The problem is that sometimes good movies are worse than bad movies.
David Gordon Green’s Halloween is a well-made, thematically rich revisiting of the original John Carpenter film, and there’s absolutely a way I could review it while making it sound like I liked it. I admire the ruthless way Green throws out all the continuity he doesn’t like–right down to Laurie Strode being Michael Myers’s sister, one of the bits of sequel miscellany that’s actually permeated into the wider culture–and sticks to the story he wants to tell. The acting is strong. I appreciate, from a feminist point of view, the way Green not only gives us the traditional teenage Final Girl (Andi Matichak) but also her mother (Judy Greer) and grandmother (Jamie Lee Curtis); I like the toughness and jagged edges of Curtis’s Strode.
And the film does a number of thoughtful, contemporary moves. Part of it, after all, is about how we conceive and tell the stories of our lives–if you define yourself as a survivor rather than a victim, what does that mean? What are the consequences of empowerment? Who gets to understand? Halloween is full of characters seeking to make sense of Michael Myers, cinema’s most menacing blank slate: the movie is haunted by local legends, true crime podcasters, family troubles, and obsessions. Everyone conceives of Michael differently, but Green’s ultimate position seems to be that the only way to really understand him is to face off against him. No amount of research, analysis, or sympathy is going to get you close. Michael is an unstoppable force, and the only way to recognize that is to become the immovable object or else die trying. It’s a nice thumbing of the nose to versions of the story that have muddled the clarity of Carpenter’s original, and it makes it rewarding to analyze the film.
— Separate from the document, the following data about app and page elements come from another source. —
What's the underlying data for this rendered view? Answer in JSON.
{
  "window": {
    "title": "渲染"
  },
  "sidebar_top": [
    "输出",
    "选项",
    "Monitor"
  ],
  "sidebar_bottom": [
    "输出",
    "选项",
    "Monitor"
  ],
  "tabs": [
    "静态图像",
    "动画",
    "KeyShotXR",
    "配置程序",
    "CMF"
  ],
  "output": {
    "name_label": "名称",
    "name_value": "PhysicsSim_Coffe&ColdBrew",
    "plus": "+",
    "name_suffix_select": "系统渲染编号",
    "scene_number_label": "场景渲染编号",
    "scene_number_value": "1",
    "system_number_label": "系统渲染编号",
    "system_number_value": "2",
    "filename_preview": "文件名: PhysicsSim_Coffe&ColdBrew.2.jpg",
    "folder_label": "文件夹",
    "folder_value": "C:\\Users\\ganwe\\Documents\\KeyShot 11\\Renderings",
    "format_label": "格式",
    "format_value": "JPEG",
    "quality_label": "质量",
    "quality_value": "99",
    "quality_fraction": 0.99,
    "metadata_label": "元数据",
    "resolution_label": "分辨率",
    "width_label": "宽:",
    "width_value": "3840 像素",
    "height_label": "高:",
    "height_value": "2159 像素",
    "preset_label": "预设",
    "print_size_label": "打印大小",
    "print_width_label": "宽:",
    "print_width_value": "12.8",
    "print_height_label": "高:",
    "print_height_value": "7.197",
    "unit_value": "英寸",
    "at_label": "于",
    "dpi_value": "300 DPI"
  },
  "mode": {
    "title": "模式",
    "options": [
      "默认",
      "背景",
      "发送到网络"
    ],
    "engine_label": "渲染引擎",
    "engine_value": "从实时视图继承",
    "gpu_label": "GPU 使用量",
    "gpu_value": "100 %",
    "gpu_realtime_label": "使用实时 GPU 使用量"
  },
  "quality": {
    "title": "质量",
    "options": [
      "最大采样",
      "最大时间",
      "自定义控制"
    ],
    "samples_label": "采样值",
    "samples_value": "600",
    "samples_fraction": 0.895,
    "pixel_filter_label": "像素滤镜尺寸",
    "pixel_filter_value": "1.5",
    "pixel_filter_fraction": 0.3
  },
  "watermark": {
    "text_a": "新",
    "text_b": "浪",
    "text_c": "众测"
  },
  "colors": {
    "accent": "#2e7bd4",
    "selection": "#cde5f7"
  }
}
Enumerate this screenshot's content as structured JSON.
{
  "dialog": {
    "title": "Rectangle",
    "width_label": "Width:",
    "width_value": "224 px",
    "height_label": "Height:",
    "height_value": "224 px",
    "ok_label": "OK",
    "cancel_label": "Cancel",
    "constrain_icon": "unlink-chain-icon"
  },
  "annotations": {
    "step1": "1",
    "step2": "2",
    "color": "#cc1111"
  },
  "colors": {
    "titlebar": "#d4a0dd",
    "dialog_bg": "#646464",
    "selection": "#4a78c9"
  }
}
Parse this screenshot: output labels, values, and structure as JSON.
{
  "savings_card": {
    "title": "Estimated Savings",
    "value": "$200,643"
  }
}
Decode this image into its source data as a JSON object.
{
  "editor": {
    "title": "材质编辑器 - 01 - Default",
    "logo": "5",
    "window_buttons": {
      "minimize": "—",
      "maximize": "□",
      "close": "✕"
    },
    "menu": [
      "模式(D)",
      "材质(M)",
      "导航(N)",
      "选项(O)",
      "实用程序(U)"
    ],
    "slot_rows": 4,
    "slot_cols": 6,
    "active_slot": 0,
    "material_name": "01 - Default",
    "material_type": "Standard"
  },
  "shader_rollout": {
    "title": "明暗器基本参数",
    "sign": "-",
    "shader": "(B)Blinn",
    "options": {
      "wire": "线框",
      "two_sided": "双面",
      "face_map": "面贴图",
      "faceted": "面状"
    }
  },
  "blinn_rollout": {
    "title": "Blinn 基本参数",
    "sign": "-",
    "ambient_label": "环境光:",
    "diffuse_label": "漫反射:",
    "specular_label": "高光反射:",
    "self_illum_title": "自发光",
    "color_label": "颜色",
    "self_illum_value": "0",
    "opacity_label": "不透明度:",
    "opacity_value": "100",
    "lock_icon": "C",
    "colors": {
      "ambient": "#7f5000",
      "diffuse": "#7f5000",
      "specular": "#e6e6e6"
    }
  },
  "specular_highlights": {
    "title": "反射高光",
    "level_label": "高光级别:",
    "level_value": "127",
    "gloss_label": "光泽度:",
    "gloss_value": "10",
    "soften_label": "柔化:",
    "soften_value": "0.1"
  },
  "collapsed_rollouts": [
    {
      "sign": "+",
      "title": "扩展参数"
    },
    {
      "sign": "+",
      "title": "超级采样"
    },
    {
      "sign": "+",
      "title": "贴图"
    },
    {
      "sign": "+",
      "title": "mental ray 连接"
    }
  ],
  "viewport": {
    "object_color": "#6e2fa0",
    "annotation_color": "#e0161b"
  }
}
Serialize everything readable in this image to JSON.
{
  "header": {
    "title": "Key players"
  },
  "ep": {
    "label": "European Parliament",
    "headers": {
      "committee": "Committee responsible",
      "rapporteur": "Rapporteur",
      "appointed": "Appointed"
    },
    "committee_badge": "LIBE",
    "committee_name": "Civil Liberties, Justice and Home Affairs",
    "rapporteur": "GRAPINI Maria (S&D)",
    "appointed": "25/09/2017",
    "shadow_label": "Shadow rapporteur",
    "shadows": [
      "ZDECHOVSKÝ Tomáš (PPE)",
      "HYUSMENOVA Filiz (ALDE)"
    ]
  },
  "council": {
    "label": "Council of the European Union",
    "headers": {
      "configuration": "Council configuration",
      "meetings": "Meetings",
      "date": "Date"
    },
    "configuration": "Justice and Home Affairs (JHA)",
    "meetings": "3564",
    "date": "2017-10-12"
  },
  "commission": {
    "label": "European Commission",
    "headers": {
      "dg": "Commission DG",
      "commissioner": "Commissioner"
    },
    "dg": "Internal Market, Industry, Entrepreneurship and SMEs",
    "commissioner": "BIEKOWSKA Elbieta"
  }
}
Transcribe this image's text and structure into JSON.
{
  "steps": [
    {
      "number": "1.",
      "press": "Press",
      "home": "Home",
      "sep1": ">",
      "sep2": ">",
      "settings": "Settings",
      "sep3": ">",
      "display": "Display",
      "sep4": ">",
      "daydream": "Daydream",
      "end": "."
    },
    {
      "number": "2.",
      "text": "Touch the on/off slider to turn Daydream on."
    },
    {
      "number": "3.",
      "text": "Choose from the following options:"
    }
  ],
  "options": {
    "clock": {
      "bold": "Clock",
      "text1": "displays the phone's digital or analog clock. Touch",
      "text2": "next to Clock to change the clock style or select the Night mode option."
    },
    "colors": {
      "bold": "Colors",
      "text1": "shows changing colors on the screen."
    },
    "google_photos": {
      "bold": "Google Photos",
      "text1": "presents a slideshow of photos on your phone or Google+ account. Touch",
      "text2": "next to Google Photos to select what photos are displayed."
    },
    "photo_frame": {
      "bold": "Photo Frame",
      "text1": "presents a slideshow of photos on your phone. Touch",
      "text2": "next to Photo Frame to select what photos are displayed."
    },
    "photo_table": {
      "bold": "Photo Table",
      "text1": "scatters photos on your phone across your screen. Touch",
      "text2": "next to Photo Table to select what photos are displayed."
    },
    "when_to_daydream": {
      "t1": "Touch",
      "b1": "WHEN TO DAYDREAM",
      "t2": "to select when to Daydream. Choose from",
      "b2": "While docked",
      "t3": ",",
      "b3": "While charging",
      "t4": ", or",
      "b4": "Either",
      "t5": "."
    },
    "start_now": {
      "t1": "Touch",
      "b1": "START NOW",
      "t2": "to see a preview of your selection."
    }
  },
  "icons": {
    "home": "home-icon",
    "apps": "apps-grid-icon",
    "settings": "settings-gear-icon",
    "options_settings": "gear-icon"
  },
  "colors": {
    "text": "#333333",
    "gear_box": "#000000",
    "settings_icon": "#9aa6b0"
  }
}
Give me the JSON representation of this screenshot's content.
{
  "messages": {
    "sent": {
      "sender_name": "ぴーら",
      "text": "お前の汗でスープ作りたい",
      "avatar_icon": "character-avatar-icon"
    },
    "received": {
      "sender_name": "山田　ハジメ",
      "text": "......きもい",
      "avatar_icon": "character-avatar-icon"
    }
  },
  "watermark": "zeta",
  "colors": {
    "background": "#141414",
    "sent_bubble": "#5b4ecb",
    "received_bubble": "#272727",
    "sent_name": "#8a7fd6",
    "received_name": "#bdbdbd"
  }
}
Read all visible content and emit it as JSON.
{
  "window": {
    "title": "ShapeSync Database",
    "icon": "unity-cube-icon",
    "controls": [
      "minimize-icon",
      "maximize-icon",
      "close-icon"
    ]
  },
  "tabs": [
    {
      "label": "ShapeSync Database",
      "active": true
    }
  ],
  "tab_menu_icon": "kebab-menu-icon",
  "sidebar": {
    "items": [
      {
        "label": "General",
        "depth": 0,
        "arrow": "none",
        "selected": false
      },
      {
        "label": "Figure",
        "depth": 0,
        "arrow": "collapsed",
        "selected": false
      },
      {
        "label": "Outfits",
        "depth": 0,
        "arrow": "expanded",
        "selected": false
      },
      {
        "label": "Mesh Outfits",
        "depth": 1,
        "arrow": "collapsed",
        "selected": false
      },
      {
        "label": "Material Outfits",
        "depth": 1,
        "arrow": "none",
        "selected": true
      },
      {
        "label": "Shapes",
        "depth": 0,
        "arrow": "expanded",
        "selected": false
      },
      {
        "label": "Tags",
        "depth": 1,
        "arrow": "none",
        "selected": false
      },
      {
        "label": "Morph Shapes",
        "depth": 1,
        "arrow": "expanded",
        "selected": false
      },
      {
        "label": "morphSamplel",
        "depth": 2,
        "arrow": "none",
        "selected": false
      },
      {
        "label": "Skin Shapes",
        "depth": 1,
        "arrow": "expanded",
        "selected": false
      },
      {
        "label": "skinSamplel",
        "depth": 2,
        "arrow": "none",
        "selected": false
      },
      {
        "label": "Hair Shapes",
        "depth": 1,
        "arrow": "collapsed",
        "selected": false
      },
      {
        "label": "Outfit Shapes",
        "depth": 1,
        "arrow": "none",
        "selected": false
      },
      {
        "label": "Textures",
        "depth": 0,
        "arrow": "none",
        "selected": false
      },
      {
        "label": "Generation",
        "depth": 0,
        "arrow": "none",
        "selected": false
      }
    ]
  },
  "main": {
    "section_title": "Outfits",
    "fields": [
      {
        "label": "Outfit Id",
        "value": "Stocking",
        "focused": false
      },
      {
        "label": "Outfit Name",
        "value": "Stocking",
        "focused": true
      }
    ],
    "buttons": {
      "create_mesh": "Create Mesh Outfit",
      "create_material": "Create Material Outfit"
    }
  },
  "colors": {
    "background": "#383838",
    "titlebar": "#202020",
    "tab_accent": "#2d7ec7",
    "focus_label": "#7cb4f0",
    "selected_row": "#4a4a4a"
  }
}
The movie’s view of the sexual landscape of 2018 is probably timely, too, if sometimes obtrusively so. In contrast to the first movie and the slasher genre in general, no one here is really getting laid. Exuberant dry-humping is agreed upon, at least, but that’s as far as we get–otherwise it’s porn, Nice Guy yearning, sleazy gaslighting, and virginity that feels less like a choice and more like a recognition of a gross, disappointing landscape. I can even get intensely, ridiculously Freudian here and note that the trap that finally closes on Michael involves an opening that gnashes closed with teeth-like spikes; the ruthless, unkind pursuer and killer of women finally contained by women themselves and suitably punished. It is, in short, a nice movie to write an essay on.
But on the other hand… this was a deeply unenjoyable film for me. I found it poorly-paced (the one thing a slasher movie surely shouldn’t be) and joyless–intellectually interested in its characters but not especially fond of them. The true crime podcast hosts exist to be loathsomely intrusive–and genuinely terrible at their jobs, referring to Michael as “it,” and curiously well-funded–and then murdered. Other patients at the hospital where Michael is initially committed exist to be mentally ill in a creepy, vaguely supernatural way. (This felt far more retrogade than I really needed in my 2018 movie.) Male characters exist to be ineffectual disappointments, which doesn’t have to be part of the film’s feminist aspirations. (Aspirations which are slightly soured by the decision to go for a laugh right at the moment when a likable young girl is slaughtered.)
Curtis is rightly the centerpiece here, but she is–perhaps intentionally–almost as much of a cipher as Michael. If only the events of the first movie happened, why, exactly, is Laurie so convinced that Michael will return for her? He’s a mass murderer she had an apparently coincidental encounter with forty years ago–I could buy her intense, survivalist paranoia as a general, if extreme, fear of the world, but it seems absurd to make it a trained reaction against Michael specifically. Instead, it winds up being meta–she knows he’ll come back for her because she was his first Final Girl.
Ultimately, that neatly encapsulates my problem with the film in general. It works on a metatextual, analytical level but not on a storytelling and characterization level. For all I admire Green’s decision to drop sequel material to go straight for what he likes about the original, he would have been better off dropping some of his love of the original, too. Halloween (2018) is full of homages and nods and some of them, frankly, just get in the way. Some are nice–Laurie’s body disappearing from the ground before Michael can look for it, in a reverse-callback–because they provide a bonus for viewers familiar with the first film while also making sense in context. Others are just clumsy, like people referring to Michael as “the Shape,” which just doesn’t work outside of extratextual knowledge in a world where everyone knows this guy’s name and that’s not even his “serial killer” nickname. And still others drag us down into senselessness. Halloween IV is a bad, bad movie, but because it’s a bad movie, it’s slightly forgivable that Michael is being transported from hospital to hospital on Halloween. Here, in the hands of a competent production team, it’s just dumb. (I’ll grant you that there is a possible in-universe explanation of this. Left vague, I still don’t like it. This is not a case where ambiguity helps anyone.)
This is, in the end, a frustrating film, one that offers neither the precision and deftness of Carpenter’s original nor some of the batshit unintentional comedy of the sequels nor the various pleasures of recent “prestige horror” pictures which have probably influenced it.